-------- DATA LISTING

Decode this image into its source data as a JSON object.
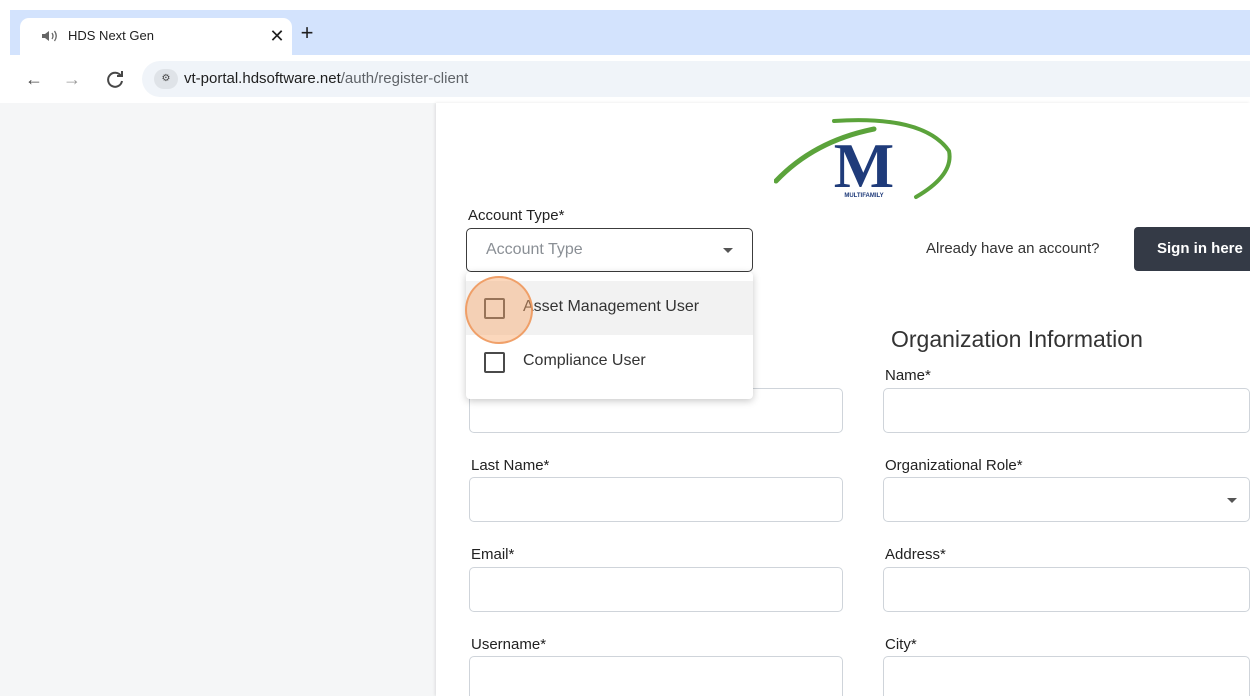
{
  "browser": {
    "tab_title": "HDS Next Gen",
    "tab_close": "✕",
    "new_tab": "+",
    "url_host": "vt-portal.hdsoftware.net",
    "url_path": "/auth/register-client",
    "back": "←",
    "forward": "→",
    "reload": "C"
  },
  "logo": {
    "letter": "M",
    "caption": "MULTIFAMILY",
    "colors": {
      "navy": "#1f3b7a",
      "green": "#5ba33b"
    }
  },
  "form": {
    "account_type": {
      "label": "Account Type*",
      "placeholder": "Account Type",
      "options": [
        {
          "label": "Asset Management User",
          "checked": false,
          "hovered": true
        },
        {
          "label": "Compliance User",
          "checked": false,
          "hovered": false
        }
      ]
    },
    "already_text": "Already have an account?",
    "signin_label": "Sign in here",
    "org_title": "Organization Information",
    "left_fields": [
      {
        "label": "Last Name*"
      },
      {
        "label": "Email*"
      },
      {
        "label": "Username*"
      }
    ],
    "right_fields": [
      {
        "label": "Name*"
      },
      {
        "label": "Organizational Role*"
      },
      {
        "label": "Address*"
      },
      {
        "label": "City*"
      }
    ]
  },
  "colors": {
    "tabstrip": "#d3e3fd",
    "signin_button": "#343a46",
    "click_highlight": "#f6a66a"
  }
}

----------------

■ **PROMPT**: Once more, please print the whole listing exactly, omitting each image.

■ **OUTPUT**:
Decode this image into its source data as a JSON object.
{
  "browser": {
    "tab_title": "HDS Next Gen",
    "tab_close": "✕",
    "new_tab": "+",
    "url_host": "vt-portal.hdsoftware.net",
    "url_path": "/auth/register-client",
    "back": "←",
    "forward": "→",
    "reload": "C"
  },
  "logo": {
    "letter": "M",
    "caption": "MULTIFAMILY",
    "colors": {
      "navy": "#1f3b7a",
      "green": "#5ba33b"
    }
  },
  "form": {
    "account_type": {
      "label": "Account Type*",
      "placeholder": "Account Type",
      "options": [
        {
          "label": "Asset Management User",
          "checked": false,
          "hovered": true
        },
        {
          "label": "Compliance User",
          "checked": false,
          "hovered": false
        }
      ]
    },
    "already_text": "Already have an account?",
    "signin_label": "Sign in here",
    "org_title": "Organization Information",
    "left_fields": [
      {
        "label": "Last Name*"
      },
      {
        "label": "Email*"
      },
      {
        "label": "Username*"
      }
    ],
    "right_fields": [
      {
        "label": "Name*"
      },
      {
        "label": "Organizational Role*"
      },
      {
        "label": "Address*"
      },
      {
        "label": "City*"
      }
    ]
  },
  "colors": {
    "tabstrip": "#d3e3fd",
    "signin_button": "#343a46",
    "click_highlight": "#f6a66a"
  }
}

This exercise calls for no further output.